## Work item
Working from the listing below, pick each line containing the word "Teléfono" and copy it.

## Data provided

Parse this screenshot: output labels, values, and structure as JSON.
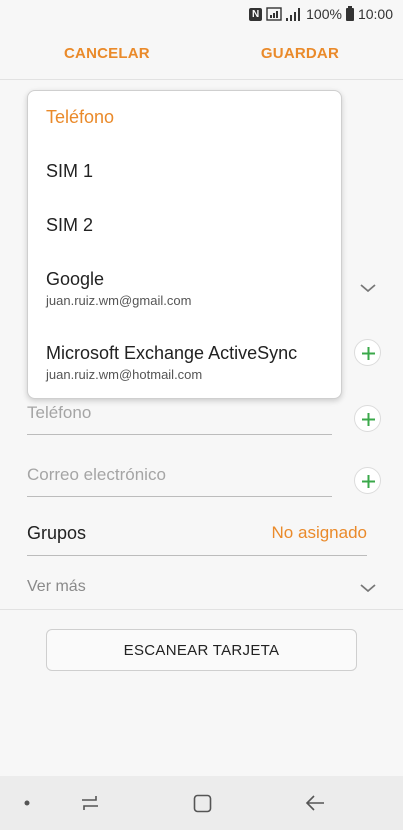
{
  "status_bar": {
    "badge": "N",
    "battery": "100%",
    "time": "10:00"
  },
  "action_bar": {
    "cancel_label": "CANCELAR",
    "save_label": "GUARDAR"
  },
  "dropdown": {
    "items": [
      {
        "title": "Teléfono",
        "subtitle": "",
        "selected": true
      },
      {
        "title": "SIM 1",
        "subtitle": ""
      },
      {
        "title": "SIM 2",
        "subtitle": ""
      },
      {
        "title": "Google",
        "subtitle": "juan.ruiz.wm@gmail.com"
      },
      {
        "title": "Microsoft Exchange ActiveSync",
        "subtitle": "juan.ruiz.wm@hotmail.com"
      }
    ]
  },
  "form": {
    "phone_placeholder": "Teléfono",
    "email_placeholder": "Correo electrónico",
    "groups_label": "Grupos",
    "groups_value": "No asignado",
    "see_more_label": "Ver más",
    "scan_button_label": "ESCANEAR TARJETA"
  },
  "colors": {
    "accent": "#ea8a2a",
    "plus_green": "#3aa84a",
    "background": "#f7f7f7"
  },
  "icons": {
    "chevron": "chevron-down-icon",
    "add": "plus-icon",
    "nav_recents": "recents-icon",
    "nav_home": "home-icon",
    "nav_back": "back-icon"
  }
}
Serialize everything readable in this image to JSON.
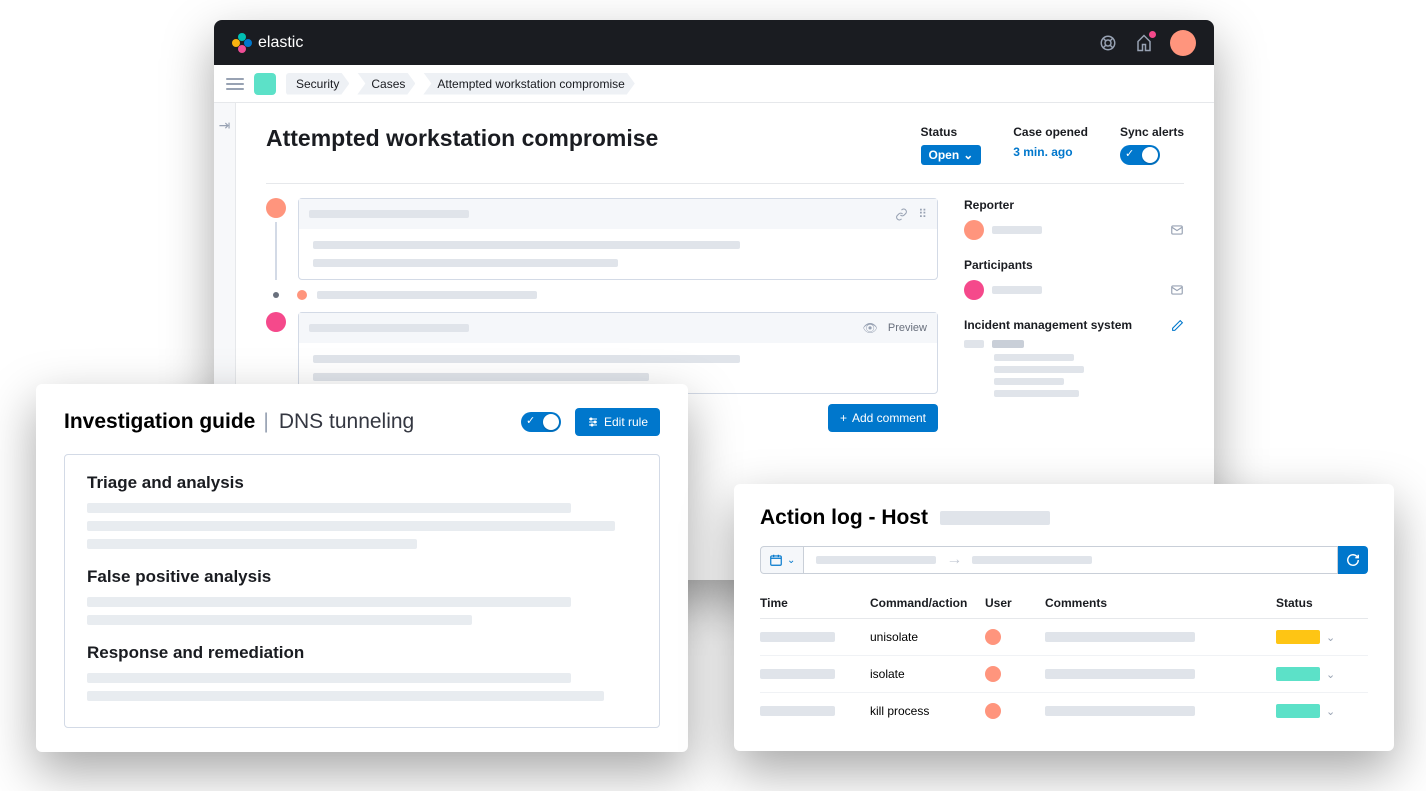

## Output of the exercise
        "title": "Teléfono",
    "phone_placeholder": "Teléfono",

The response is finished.